Councilor Eben Rose introduced the topic at the July 24 workshop, and said tiny-home living is characterized as a movement. He said he wants the city to be informed about these increasingly popular and non-traditional single-family home styles.
“We can draw certain lines in the sand in zoning and code to accommodate this type of living,” Rose said.
According to a memorandum to the council from City Manager Scott Morelli, tiny homes are generally described as smaller than 400 square feet, with homes between 400 and 1,000 square feet categorized as “small.”
The focus of the workshop was to continue a dialogue between town staff and councilors about how tiny hoes can contribute to a green economy, help meet affordable housing needs, and how to experiment with allowing tiny homes in the city.
Rose said perspective should be included from the Planning, Fire, Water Resource Protection, and Finance departments.
Tex Haeuser, the city’s planning director, said what the council is facing is a basic policy decision.
“I don’t see how in the past this would have been accepted in neighborhoods, with people wanting to protect property values,” Haeuser said. “But times are changing and the economy the of past isn’t working for people now.”
He said tiny homes can be tested without long-term zoning changes, and suggested rules be adopted to allow temporary use that would be re-evaluated after a period of time.
A pathway to permanence was also suggested: After three years, perhaps, a resident may decide to make the dwelling a permanent structure and put a foundation under it.
Current code calls for a home to be at least 100 square-feet per person. A home being built in the city must also meet code standards, such as hook up to sewer and water lines, Assistant City Manager Joshua Reny said.
Corrine Watson, an electrical engineer and co-owner of Tiny Homes of Maine, based in Windham, noted some tiny homes on wheels are mobile, and are affordable options that provide flexibility, temporary housing, rental income, or a vacation home.
Watson said it allows for simple living, and also accommodates people who are seeking to downsize their living situation as they age.
Prices for tiny homes built by Tiny Homes of Maine range in price from $45,000 to $75,000, she said, with options for renewable energy.
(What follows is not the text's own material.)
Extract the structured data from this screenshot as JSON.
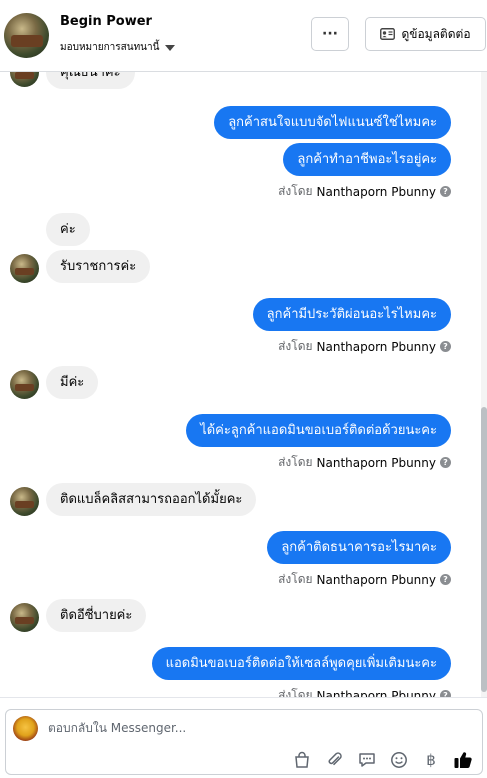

Watson said tiny homes built by her company often come with a composting toilet, which eliminates the need for holding tanks and or a septic system; grey water can simply drain into the ground when biodegradable products are used to clean dishes and showers.
If a tiny home is not in a location where grey water can drain into the ground, holding tanks are an option, according to the company.
Jamie Anthony, an oncology nurse and former resident of South Portland now living in Buxton, said she and her husband live in a tiny home on her in-laws property. She said it allows them to help care for her husband’s parents and, because of its affordability, enroll in graduate school and take time off when necessary.
Councilor Sue Henderson said “suburbia is dead,” and the community should accept tiny homes, adding that new, large homes do not serve the city, although she had concerns about disposal of grey water.
Councilor Kate Lewis said she had additional questions about size, whether there would be doubling up on lots, and said she wanted to have a focus on energy and environmental certification in the building of tiny homes.
Another workshop on the issue will be scheduled for a later, undetermined date.
An example of a tiny home, presented at a July 24 South Portland City Council workshop.